WHAT THE TASK REQUIRES: In the records below, some lines contain the word "Details". Copy each of them.

RECORDS TO USE:
== Segment start ==

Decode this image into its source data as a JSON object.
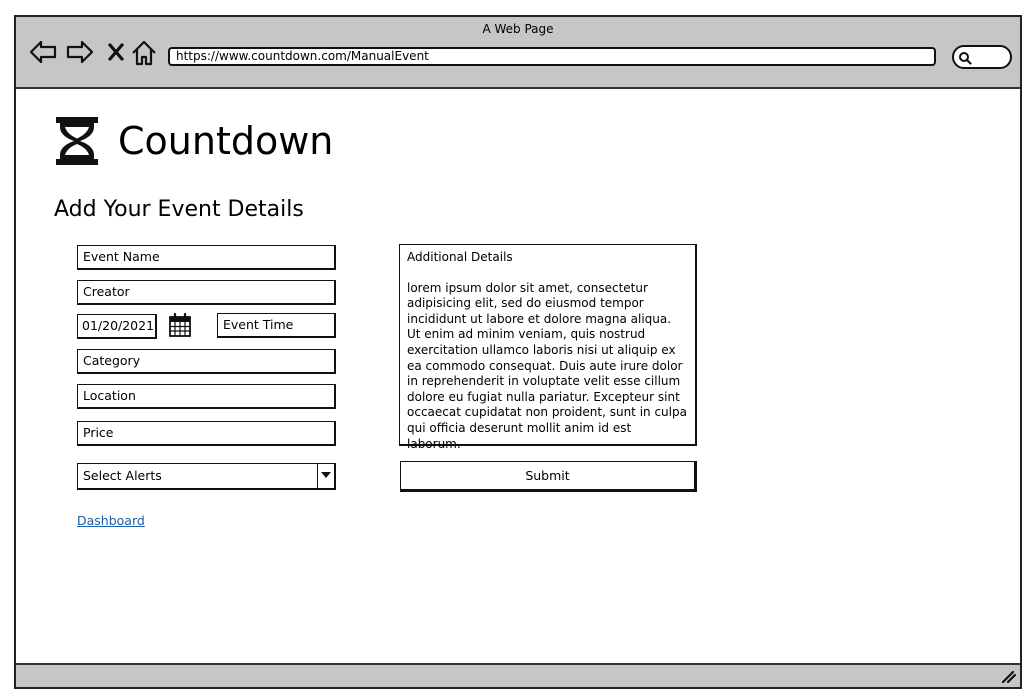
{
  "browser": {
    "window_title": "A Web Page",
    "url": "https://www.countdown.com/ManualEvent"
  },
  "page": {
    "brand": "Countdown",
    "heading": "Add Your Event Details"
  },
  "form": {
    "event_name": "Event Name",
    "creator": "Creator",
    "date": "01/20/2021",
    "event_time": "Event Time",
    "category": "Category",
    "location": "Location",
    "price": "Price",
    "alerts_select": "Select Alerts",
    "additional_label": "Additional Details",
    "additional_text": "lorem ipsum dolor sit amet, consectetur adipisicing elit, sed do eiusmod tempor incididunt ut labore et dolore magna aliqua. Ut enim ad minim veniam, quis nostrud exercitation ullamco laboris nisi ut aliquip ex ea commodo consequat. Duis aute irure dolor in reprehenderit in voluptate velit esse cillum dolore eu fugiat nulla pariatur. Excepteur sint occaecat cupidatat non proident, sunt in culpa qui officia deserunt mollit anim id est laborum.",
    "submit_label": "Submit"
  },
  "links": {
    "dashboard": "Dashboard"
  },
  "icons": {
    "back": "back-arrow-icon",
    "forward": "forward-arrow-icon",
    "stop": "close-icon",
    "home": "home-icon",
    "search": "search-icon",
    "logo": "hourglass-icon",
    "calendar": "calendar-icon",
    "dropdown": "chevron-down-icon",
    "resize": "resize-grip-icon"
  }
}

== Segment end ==

SOLUTION TO THIS PROBLEM:
    "heading": "Add Your Event Details"
    "additional_label": "Additional Details",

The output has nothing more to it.